2. Bruce Weber, "IBM's Chess Machine Beats Humanity's Champ," New York Times, 12 May 1997, Internet p.

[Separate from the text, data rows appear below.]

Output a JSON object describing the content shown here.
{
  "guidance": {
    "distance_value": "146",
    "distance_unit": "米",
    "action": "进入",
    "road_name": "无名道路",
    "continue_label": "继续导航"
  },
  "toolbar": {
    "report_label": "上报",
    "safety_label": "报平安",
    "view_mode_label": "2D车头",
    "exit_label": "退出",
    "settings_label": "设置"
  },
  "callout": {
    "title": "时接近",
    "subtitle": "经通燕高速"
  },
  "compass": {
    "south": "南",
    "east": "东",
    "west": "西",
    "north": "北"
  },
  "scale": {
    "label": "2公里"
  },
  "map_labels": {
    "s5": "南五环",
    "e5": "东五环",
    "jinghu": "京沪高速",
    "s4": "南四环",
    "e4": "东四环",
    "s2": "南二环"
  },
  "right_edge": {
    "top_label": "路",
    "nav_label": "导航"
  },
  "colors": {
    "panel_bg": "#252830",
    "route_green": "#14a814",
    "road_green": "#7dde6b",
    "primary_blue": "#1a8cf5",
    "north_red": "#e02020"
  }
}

3. E-mail from airline captain George Hull, 22 April 2001.